Ignore the rise of the mobile phone app at your peril. It may be early days, but you need to be ready to pounce when the technology is right for your business
Mobile apps are one of the new clutch of technologies revolutionising the way that many sectors work. Analyst firm Forrester Research estimates that social media marketing is growing by about 34% a year, double the average growth rate of most online media. And as smart phone use continues to climb, no business can afford to ignore them.
Applications can be branded and customised, freeing brokers from having to build their own. They can be integrated with existing systems – as long as those systems are web-enabled – which means that a decent smart phone app could become part of a formidable social media package.
Stephen Korow is vice-president of technology at Decision Research Corporation, which has just launched an iPhone app for the insurance industry. He admits that consumer demand is low at present but sees demand increasing as insurers become aware of what the new systems offer for interacting with policyholders – particularly in claims handling.
“A message across multiple channels will have far greater reach as audiences become more segmented,” he says. “Ignoring the mobile phone segment ignores many potential customers, and makes the job of maintaining market share that much more difficult,” he says.
The potential is certainly there. Smart phones are aware of their user’s location, so could input data using GPS technology. For instance, a camera could capture a car number plate; recognition technology could then upload that information or provide evidence in a claim.
But buying an insurance policy is not the same as signing up to Twitter: it’s a complex process and making it work well on a mobile phone will take a little longer.
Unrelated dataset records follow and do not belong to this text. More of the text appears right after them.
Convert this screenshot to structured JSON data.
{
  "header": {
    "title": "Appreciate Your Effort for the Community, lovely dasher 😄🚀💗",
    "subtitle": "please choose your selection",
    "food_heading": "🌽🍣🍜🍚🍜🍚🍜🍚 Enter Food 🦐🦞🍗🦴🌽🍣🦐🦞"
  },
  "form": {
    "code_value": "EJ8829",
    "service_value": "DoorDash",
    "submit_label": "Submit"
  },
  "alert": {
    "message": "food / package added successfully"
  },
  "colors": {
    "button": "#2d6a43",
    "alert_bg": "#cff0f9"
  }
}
BGL managing director of claims, Martin Overton, says the move into insurance apps is “good news”; his company, for instance, is focusing heavily on the online market as customers become more comfortable paying for policies online.
But there are issues with using mobile applications for claims handling – not least the inability to detect fraud and the complexity of the process.
“It requires an in-depth knowledge of the policy and knowledge of insurance and personal injury law,” he says. “Quite often the customer perception of their claim will change as a consequence of talking to someone who understands it. If it’s all managed via an app, you may struggle with the accuracy of the data coming through and customer dissatisfaction is likely.”
Any app also will need built-in triggers capable of detecting fraudulent claims – just as staff are currently trained to detect suspect words or situations.
Overton says that many of the apps on the market now are “quite weak” as they involve little more than the downloading of forms. “They’re either not providing enough information to enable the claim to be processed, or are so detailed that you wouldn’t want to be on an iPhone doing it. It’s all relatively expensive, but only saves about 30 to 60 seconds. Customers are not demanding or expecting it right now.”
Ask what works
One obvious compromise is to use an app to simply log a claim. AXA managing director of claims David Williams says his company does this, insisting that it’s a lot cheaper to register a claim via a mobile app than it is through phone or paper forms.
He says each part of the insurance market needs to think about how their customers might use the technology – and how useful it might be. “Customers use smart phones to communicate in every other part of their lives, so why not insurance? Rather than one-size-fits-all, it’s a case of looking at the needs of the customer and asking what works.”
Korow says that as the technology develops, increasingly complicated risks could be handled via mobile internet.
“Specific risk information can be mashed up with focused data available through complimentary web services … a much clearer understanding of the risk being underwritten can be developed. If additional information or detail is required by an underwriter, images can easily be transmitted to them.”
Bluefin head of marketing Peter Elliott says that no app has caught his eye yet. “In the high net worth market, policyholders paying significant premiums value the personal advice and professional service that a broker provides – especially if a claim becomes problematic.
“But we do have to do our best to communicate with customers in the way that they want to be communicated with. Brokers have to be very flexible and respond to the requirements of their customers.”
The best approach, Korow says, is to keep a sharp eye on the development of the technology and the market, and to be ready to enter the fray.
“As the utility and value increases and other complimentary services are merged – such as finding the closest affiliated towing company or calling a cab – these applications will be relied on more and more.” IT